When you are hit in a car at an intersection it is crucial that fault is determined at the time of the accident. There are a number of ways one can be hit in a car at an intersection. Someone coming from the oncoming left or right lane may miss a red light or a stop sign.
Someone driving behind you may fail to stop at the turn and rear end you. You may turn without the right of way and get hit by a car in the process. Who is at fault will determine the outcome of what happens after the accident.
It is crucial that you determine who is at fault as soon as possible and get proof of such fault, such as police reports and witness statements.
Different Types of Fault
There are different types of fault when being hit in a car at an intersection.
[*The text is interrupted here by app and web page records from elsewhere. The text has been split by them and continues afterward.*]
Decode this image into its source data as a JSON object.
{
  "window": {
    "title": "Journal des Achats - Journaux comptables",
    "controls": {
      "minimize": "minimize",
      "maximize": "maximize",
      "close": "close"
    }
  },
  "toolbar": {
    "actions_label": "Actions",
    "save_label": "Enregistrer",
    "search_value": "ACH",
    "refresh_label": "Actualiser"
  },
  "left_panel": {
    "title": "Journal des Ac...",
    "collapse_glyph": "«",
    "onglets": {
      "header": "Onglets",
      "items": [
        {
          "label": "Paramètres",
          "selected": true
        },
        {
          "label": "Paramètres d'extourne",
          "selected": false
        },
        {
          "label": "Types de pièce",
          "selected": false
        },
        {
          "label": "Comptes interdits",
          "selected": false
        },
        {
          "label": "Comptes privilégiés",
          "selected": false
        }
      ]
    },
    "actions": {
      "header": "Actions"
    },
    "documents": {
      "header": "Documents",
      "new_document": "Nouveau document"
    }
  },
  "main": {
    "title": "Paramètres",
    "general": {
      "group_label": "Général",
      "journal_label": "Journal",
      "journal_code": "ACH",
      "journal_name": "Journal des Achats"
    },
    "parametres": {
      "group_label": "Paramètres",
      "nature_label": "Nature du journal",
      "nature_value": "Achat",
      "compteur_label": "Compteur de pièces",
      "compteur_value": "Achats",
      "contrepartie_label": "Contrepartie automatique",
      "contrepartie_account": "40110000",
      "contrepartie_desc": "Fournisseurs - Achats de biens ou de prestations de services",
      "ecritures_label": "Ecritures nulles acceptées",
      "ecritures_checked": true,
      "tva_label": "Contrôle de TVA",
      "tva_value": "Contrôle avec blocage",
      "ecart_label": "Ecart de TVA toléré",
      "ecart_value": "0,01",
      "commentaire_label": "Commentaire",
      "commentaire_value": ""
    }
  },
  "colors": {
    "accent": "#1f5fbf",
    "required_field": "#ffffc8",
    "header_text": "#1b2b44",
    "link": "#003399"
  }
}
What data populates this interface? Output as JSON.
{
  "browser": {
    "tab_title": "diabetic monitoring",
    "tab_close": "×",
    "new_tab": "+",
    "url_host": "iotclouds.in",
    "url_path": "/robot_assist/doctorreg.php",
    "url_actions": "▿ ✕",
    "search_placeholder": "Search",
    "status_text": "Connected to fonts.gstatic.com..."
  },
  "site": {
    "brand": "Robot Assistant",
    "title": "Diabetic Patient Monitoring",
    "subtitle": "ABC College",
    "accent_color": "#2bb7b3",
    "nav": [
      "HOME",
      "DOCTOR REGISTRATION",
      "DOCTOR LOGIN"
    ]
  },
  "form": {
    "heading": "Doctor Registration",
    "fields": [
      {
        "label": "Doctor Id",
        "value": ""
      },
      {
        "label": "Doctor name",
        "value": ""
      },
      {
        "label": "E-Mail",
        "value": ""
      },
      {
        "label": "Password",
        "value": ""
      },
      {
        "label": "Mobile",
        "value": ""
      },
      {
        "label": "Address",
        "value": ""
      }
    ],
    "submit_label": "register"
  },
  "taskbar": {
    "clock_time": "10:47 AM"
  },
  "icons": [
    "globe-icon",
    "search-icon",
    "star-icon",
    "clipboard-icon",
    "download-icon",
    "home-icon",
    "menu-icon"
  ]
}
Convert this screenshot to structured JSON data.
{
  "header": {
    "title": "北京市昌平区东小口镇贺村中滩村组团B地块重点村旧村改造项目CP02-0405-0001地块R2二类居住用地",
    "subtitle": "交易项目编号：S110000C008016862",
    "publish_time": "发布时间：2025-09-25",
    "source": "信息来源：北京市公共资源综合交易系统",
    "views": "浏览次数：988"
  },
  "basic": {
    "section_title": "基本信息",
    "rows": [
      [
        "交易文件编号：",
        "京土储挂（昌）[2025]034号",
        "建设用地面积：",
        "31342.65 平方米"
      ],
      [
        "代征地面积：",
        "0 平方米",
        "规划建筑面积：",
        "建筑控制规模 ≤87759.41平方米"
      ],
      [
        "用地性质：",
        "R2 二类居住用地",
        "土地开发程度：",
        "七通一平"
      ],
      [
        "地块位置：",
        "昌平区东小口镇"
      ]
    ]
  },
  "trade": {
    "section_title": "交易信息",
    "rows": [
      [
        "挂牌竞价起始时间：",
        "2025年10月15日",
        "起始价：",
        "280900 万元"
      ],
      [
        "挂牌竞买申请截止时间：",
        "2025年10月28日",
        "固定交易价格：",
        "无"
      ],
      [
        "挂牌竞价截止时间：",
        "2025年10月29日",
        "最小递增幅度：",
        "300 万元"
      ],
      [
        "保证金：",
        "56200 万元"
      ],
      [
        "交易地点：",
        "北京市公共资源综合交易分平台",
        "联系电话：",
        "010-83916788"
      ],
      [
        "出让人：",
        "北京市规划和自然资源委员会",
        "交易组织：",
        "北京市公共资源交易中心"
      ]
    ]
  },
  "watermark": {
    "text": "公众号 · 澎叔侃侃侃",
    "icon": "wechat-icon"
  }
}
For example, if someone’s brakes fail they may be at fault, but it does not mean they were careless in driving.
On the other hand, someone who was reading a text and rear ended you at the intersection or someone who wasn’t paying attention to the light and hit you while making a turn is at fault for an entirely different reason and negligence comes into play.
What To Do If You’ve Been Hit at an Intersection
If you have been hit at an intersection, as mentioned above, one of the first things you need to do is determine fault. If the other driver was at fault, you will want his or her contact information and insurance information. You will need to call his or her insurance company to report the accident and file a claim.
It is very important that you have proof the other driver was at fault when you do this. You may want to consider retaining a personal injury attorney to represent you.
He or she will ensure the claim is filed properly with the insurance agency and will ensure that proof of fault is provided and that you receive all of the compensation you may be entitled to, including:
- Damages for damage to your vehicle
- Medical bills
- Damages for lost wages due to time missed from work
- Damages for pain and suffering
If you deal with the insurance company directly, you may not get all of the damages you are entitled to as it is in their best interests to pay you as little as possible.
If you were the driver at fault, you may want to consider a defense attorney, as you may be liable for damages that your insurance provider does not cover.
As such, you will want an attorney to represent you in court to help prove that you were not at fault due to negligence, which could result in higher damages than if you were at fault due to reasons beyond your control.